PICTISH CAVALRYMEN

An extract from Armies of the Dark Ages 600-1066
by Ian Heath


31 & 32.      PICTISH CAVALRYMEN

Many illustrations of Picts from this period are shown in 'Armies and Enemies of Imperial Rome'. These 2 are armed with lance or javelins and circular, convex shields averaging about 18 inches in diameter with prominent spiked bosses. The pattern on that of 31, who is undoubtedly a chieftain, probably represents the heads of rivets securing the grip extension. He carries a short sword in a scabbard with a typical u-shaped silver chape, and wears a long-sleeved mail corselet and a helmet with nape-guard and nasal, similar to those of 52 and 64. Both men are barelegged but wear shoes. Long hair and trucculent beards were characteristic.
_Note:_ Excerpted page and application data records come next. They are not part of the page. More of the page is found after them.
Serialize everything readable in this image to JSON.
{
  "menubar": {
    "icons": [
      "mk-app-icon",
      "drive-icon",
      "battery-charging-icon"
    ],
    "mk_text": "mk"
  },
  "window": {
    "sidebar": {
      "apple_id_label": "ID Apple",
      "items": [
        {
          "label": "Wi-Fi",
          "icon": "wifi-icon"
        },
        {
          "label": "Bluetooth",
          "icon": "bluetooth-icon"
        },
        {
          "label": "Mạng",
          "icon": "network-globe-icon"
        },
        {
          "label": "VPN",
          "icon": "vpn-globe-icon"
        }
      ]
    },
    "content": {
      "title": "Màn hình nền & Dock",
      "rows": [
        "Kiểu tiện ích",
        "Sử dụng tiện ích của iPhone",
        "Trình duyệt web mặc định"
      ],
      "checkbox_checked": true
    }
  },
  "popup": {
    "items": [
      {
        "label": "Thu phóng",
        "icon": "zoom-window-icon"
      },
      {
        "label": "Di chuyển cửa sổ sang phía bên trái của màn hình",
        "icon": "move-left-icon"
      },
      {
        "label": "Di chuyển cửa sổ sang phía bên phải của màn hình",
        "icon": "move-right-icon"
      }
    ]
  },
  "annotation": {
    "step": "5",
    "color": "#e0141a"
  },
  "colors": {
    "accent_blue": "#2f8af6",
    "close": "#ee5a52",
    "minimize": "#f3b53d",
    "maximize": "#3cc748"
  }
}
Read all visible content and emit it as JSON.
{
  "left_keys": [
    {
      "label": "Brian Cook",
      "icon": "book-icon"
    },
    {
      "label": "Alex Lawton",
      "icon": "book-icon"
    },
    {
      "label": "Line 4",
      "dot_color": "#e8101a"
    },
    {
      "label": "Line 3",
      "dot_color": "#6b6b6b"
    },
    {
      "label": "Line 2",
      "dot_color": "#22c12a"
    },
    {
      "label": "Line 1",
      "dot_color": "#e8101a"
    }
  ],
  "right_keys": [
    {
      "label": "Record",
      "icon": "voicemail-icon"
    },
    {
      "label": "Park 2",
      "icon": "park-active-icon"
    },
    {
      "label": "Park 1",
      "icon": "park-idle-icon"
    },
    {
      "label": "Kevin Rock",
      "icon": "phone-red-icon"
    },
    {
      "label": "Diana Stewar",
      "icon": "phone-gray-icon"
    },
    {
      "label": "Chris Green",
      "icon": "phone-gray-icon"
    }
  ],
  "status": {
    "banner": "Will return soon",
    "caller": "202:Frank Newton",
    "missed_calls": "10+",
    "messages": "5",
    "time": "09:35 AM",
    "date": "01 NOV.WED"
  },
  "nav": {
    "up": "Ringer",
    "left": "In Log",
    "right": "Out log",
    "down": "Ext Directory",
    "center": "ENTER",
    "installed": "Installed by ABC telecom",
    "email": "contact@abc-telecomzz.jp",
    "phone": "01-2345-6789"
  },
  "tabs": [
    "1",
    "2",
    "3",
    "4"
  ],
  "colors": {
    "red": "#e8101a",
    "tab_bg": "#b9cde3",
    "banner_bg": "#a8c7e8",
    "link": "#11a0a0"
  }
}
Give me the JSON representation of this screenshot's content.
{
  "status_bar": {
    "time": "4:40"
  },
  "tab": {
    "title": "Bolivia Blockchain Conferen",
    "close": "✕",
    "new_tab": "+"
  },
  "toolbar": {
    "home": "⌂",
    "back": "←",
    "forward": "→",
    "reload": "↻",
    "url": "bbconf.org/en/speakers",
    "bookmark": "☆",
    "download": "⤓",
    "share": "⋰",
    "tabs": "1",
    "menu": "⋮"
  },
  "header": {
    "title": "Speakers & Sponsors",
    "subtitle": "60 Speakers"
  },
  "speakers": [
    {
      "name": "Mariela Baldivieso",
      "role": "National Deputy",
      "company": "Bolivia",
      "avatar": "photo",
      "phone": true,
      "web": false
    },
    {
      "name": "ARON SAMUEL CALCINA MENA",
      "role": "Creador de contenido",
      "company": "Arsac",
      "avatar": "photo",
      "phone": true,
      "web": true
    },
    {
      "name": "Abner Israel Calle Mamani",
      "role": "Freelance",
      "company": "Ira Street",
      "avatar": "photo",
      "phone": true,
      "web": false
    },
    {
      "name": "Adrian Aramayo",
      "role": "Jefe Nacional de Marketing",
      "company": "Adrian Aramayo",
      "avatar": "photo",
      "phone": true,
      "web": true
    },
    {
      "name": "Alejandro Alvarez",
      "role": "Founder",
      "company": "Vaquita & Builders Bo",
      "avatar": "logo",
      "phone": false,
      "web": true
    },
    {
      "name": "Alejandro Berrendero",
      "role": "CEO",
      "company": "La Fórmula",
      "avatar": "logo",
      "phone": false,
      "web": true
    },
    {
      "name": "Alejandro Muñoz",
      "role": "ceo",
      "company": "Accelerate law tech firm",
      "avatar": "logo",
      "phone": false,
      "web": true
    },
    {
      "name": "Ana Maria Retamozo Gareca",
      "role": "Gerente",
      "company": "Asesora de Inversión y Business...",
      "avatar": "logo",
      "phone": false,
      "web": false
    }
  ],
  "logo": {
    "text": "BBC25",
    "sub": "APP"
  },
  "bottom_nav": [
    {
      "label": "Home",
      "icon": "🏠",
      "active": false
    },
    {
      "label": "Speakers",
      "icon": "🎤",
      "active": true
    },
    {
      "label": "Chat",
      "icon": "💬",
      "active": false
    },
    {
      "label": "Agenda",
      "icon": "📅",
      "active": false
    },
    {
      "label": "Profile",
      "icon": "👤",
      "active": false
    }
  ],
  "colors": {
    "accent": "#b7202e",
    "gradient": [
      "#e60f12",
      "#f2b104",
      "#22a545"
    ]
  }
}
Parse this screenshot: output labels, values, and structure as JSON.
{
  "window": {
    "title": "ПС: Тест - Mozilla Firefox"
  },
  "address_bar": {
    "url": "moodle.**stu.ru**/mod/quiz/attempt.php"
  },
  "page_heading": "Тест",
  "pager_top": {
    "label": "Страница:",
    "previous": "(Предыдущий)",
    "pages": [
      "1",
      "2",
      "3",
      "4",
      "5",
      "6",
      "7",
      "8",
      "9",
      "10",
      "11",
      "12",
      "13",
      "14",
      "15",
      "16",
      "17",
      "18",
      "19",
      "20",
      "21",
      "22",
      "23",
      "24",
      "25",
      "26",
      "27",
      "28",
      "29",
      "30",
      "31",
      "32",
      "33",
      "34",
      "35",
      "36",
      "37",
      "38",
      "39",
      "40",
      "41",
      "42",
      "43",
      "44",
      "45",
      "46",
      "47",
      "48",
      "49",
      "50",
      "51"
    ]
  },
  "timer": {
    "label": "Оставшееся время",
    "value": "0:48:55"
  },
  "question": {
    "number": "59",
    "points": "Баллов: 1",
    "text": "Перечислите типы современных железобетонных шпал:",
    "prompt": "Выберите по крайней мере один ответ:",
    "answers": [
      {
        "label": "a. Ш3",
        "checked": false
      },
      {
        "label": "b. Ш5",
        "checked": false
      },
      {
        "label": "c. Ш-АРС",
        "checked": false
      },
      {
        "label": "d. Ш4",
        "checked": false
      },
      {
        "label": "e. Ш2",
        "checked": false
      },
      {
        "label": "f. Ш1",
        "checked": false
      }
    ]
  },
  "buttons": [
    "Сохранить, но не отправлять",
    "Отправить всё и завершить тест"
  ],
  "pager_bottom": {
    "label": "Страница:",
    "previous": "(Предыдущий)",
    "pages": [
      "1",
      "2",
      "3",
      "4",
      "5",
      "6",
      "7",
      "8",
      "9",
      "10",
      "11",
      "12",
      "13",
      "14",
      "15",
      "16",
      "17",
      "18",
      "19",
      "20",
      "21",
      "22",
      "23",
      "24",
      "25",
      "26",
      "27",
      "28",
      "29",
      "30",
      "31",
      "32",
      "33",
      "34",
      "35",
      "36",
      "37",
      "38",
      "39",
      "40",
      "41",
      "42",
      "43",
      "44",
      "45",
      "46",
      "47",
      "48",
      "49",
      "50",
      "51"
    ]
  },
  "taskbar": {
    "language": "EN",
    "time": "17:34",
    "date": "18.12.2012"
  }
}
The last mention of Picts painting themselves appears to be an early-5th century Roman panegyric, and by the time Picts appear in the early Saxon chronicles there is no indication that the practice was still current, despite somewhat later Welsh sources describing the lands north of Hadrian's Wall as Prydein, the Land of the Painted Men. Probably woad went out of widespread use some time around the beginning of this era but could still be found in isolated areas for the next century or more.
[Based on the Aberlemno Stone]



Next: 33. PICTISH CHIEFTAIN